Segment Start: RECORDS FOR THE TASK

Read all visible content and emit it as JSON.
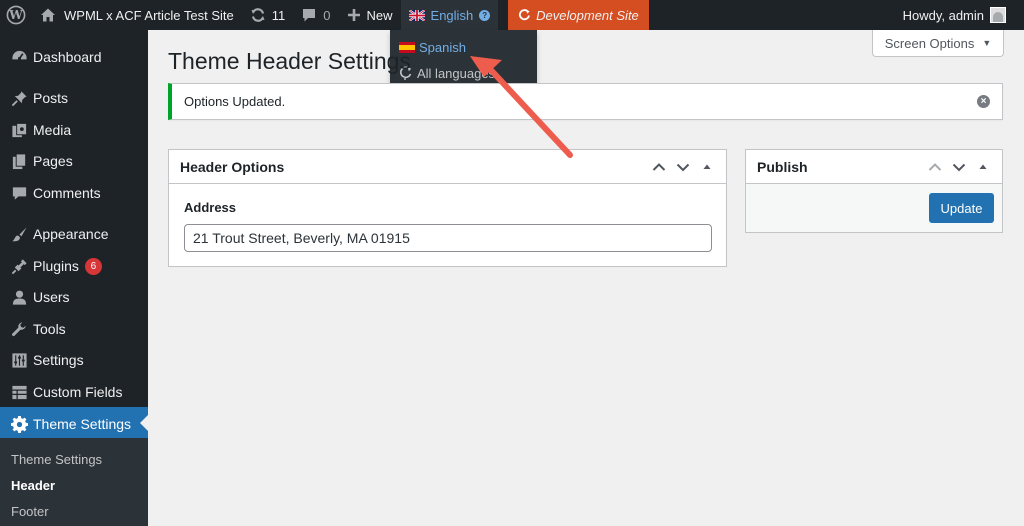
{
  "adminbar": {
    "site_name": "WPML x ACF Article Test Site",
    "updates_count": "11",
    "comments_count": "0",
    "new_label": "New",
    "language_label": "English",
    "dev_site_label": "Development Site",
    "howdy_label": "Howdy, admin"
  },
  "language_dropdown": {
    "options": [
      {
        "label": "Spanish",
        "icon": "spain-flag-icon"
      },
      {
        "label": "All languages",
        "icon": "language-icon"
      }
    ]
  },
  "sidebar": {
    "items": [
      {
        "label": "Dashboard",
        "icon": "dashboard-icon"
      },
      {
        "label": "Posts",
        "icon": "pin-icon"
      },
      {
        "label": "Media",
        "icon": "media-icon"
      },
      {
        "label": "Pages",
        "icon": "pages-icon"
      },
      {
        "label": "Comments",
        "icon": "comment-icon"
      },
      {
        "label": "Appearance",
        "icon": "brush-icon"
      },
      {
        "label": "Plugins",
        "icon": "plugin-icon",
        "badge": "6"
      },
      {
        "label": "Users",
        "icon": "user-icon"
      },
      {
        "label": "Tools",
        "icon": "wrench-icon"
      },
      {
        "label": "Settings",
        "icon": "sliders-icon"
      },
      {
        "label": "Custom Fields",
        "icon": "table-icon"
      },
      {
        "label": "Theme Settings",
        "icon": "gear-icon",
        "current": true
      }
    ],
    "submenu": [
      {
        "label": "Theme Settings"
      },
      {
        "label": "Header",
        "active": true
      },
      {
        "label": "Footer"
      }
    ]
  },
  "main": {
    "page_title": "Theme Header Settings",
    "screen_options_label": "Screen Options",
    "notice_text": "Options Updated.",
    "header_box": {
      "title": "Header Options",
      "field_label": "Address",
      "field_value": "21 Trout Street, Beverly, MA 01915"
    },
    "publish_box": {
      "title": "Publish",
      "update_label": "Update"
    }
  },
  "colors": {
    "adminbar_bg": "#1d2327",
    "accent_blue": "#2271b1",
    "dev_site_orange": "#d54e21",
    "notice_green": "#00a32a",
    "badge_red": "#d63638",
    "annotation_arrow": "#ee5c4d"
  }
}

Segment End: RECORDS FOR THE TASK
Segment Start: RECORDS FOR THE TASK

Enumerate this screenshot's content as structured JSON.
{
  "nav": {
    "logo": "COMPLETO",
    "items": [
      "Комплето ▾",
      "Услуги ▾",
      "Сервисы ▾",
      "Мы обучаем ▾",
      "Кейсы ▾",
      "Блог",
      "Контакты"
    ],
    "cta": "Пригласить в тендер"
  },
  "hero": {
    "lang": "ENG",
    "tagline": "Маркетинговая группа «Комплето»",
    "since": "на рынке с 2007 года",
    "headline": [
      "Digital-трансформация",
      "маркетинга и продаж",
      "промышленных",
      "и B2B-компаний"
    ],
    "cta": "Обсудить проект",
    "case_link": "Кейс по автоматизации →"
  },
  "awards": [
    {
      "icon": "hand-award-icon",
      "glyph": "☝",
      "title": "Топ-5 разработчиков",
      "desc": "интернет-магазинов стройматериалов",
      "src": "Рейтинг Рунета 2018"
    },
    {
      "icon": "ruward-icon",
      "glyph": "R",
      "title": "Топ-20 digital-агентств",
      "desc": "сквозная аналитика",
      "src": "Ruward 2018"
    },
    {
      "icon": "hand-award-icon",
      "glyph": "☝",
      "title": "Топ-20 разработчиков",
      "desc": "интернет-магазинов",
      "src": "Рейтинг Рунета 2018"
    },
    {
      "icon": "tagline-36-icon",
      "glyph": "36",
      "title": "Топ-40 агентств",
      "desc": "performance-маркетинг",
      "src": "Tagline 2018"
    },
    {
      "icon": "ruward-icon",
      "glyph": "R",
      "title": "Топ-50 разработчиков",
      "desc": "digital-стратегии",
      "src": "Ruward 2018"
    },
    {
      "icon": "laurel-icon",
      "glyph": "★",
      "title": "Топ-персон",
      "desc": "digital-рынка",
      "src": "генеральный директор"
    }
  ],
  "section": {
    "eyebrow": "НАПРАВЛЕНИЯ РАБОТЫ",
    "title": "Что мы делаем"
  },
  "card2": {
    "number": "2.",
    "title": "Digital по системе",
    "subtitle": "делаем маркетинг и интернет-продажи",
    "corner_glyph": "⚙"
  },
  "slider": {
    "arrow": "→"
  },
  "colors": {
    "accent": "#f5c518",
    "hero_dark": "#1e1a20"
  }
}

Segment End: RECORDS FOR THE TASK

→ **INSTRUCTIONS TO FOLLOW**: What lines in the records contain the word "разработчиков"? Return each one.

→ **RESPONSE AREA**:
      "title": "Топ-5 разработчиков",
      "title": "Топ-20 разработчиков",
      "title": "Топ-50 разработчиков",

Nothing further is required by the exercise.